Interface dataset entries:
= = = = =

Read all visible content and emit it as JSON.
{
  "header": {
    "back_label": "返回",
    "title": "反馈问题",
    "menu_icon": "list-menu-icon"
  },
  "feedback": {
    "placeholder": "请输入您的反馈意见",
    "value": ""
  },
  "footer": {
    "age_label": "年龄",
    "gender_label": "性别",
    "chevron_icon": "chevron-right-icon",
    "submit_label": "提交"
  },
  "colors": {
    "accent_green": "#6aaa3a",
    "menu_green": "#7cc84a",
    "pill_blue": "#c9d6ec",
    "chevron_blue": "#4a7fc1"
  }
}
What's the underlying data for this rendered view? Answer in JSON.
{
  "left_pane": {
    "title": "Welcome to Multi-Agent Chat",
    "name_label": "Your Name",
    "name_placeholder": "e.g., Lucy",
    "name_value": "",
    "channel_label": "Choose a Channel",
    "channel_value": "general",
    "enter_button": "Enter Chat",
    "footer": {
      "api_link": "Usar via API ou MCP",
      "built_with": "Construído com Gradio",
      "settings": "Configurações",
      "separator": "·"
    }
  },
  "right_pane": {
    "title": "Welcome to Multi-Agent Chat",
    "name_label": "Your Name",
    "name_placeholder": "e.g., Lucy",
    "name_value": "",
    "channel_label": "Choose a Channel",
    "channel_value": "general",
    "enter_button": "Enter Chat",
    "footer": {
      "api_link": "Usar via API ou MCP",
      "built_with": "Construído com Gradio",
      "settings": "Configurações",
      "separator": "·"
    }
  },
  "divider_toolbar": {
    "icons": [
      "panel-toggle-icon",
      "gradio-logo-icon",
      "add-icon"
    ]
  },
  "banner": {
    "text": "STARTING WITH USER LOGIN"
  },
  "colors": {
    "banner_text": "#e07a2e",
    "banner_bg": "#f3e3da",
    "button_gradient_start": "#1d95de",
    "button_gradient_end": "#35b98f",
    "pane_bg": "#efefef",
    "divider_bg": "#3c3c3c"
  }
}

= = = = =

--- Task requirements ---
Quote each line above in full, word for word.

--- Output ---
Read all visible content and emit it as JSON.
{
  "header": {
    "back_label": "返回",
    "title": "反馈问题",
    "menu_icon": "list-menu-icon"
  },
  "feedback": {
    "placeholder": "请输入您的反馈意见",
    "value": ""
  },
  "footer": {
    "age_label": "年龄",
    "gender_label": "性别",
    "chevron_icon": "chevron-right-icon",
    "submit_label": "提交"
  },
  "colors": {
    "accent_green": "#6aaa3a",
    "menu_green": "#7cc84a",
    "pill_blue": "#c9d6ec",
    "chevron_blue": "#4a7fc1"
  }
}
What's the underlying data for this rendered view? Answer in JSON.
{
  "left_pane": {
    "title": "Welcome to Multi-Agent Chat",
    "name_label": "Your Name",
    "name_placeholder": "e.g., Lucy",
    "name_value": "",
    "channel_label": "Choose a Channel",
    "channel_value": "general",
    "enter_button": "Enter Chat",
    "footer": {
      "api_link": "Usar via API ou MCP",
      "built_with": "Construído com Gradio",
      "settings": "Configurações",
      "separator": "·"
    }
  },
  "right_pane": {
    "title": "Welcome to Multi-Agent Chat",
    "name_label": "Your Name",
    "name_placeholder": "e.g., Lucy",
    "name_value": "",
    "channel_label": "Choose a Channel",
    "channel_value": "general",
    "enter_button": "Enter Chat",
    "footer": {
      "api_link": "Usar via API ou MCP",
      "built_with": "Construído com Gradio",
      "settings": "Configurações",
      "separator": "·"
    }
  },
  "divider_toolbar": {
    "icons": [
      "panel-toggle-icon",
      "gradio-logo-icon",
      "add-icon"
    ]
  },
  "banner": {
    "text": "STARTING WITH USER LOGIN"
  },
  "colors": {
    "banner_text": "#e07a2e",
    "banner_bg": "#f3e3da",
    "button_gradient_start": "#1d95de",
    "button_gradient_end": "#35b98f",
    "pane_bg": "#efefef",
    "divider_bg": "#3c3c3c"
  }
}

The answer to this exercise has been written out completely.